(Interface dataset entries)
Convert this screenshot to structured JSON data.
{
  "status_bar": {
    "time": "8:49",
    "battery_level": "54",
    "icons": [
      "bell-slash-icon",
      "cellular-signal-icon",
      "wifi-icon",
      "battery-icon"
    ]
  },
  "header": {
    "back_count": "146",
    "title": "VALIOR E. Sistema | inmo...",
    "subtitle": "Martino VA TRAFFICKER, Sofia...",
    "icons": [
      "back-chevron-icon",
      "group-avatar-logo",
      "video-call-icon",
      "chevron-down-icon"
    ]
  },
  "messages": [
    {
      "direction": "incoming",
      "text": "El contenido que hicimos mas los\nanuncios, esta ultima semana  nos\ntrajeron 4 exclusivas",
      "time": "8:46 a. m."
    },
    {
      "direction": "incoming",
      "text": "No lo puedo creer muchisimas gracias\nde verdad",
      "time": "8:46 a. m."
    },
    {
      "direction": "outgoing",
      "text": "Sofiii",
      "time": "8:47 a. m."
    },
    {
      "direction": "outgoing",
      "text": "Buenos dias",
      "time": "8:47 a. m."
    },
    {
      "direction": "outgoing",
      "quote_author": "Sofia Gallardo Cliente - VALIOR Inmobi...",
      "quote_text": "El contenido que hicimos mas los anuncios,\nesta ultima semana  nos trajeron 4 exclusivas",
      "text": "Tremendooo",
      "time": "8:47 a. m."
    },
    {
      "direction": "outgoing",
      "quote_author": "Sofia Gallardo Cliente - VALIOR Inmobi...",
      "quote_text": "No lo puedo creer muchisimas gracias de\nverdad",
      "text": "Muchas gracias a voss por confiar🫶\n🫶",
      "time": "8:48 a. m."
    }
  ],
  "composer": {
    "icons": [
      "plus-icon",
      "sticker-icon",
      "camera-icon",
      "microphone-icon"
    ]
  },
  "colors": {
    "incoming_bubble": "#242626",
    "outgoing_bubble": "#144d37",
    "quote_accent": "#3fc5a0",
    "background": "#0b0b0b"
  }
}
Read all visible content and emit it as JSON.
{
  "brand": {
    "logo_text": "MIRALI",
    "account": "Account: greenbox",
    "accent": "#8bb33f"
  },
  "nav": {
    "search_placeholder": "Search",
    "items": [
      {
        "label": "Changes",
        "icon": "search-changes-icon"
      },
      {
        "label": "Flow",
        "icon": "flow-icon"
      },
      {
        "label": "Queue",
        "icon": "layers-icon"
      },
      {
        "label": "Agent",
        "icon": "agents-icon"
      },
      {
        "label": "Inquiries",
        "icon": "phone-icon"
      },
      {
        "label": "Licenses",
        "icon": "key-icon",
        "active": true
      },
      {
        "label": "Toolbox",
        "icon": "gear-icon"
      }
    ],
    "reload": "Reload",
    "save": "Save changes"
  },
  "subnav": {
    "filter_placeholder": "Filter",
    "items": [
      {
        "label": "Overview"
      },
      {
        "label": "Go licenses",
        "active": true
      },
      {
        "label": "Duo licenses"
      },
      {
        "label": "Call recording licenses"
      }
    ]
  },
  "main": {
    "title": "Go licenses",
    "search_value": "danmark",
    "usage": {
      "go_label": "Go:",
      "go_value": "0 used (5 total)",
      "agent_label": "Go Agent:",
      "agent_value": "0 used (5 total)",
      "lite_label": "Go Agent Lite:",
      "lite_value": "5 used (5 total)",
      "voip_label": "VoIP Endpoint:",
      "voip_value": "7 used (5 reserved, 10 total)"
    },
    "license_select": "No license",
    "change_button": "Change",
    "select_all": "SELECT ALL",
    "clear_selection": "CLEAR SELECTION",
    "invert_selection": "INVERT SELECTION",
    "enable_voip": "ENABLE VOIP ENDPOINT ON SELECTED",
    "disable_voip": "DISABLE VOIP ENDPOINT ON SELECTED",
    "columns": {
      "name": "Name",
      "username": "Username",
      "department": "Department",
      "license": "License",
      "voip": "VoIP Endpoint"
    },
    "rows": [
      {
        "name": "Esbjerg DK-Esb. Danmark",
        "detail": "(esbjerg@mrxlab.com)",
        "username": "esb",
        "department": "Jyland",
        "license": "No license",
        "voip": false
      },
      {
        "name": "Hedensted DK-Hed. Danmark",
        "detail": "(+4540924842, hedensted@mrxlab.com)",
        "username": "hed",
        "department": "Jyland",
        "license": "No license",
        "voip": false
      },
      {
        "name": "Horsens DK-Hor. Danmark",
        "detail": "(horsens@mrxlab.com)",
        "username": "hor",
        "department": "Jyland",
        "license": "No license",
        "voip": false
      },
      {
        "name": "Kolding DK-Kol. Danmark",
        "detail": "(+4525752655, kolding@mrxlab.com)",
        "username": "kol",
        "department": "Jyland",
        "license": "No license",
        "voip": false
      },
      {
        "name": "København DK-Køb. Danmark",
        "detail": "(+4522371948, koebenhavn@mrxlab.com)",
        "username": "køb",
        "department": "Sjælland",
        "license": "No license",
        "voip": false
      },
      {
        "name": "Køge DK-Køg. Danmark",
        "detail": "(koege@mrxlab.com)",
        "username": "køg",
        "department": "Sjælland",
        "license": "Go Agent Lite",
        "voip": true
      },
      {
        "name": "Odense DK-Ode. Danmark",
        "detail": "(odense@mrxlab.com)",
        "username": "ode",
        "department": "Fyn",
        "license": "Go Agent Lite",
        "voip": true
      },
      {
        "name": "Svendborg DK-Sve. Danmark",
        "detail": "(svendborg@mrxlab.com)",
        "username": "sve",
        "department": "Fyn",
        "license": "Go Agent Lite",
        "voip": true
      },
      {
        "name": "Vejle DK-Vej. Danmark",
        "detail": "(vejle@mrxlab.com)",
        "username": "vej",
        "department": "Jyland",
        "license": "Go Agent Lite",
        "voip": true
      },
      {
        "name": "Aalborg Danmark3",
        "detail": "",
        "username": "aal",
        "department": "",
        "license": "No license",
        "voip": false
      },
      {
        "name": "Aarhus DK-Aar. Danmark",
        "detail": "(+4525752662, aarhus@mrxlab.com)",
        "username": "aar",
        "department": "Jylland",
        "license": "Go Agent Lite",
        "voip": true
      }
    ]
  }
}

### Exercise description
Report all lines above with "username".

### Exercise response
      "username": "Username",
        "username": "esb",
        "username": "hed",
        "username": "hor",
        "username": "kol",
        "username": "køb",
        "username": "køg",
        "username": "ode",
        "username": "sve",
        "username": "vej",
        "username": "aal",
        "username": "aar",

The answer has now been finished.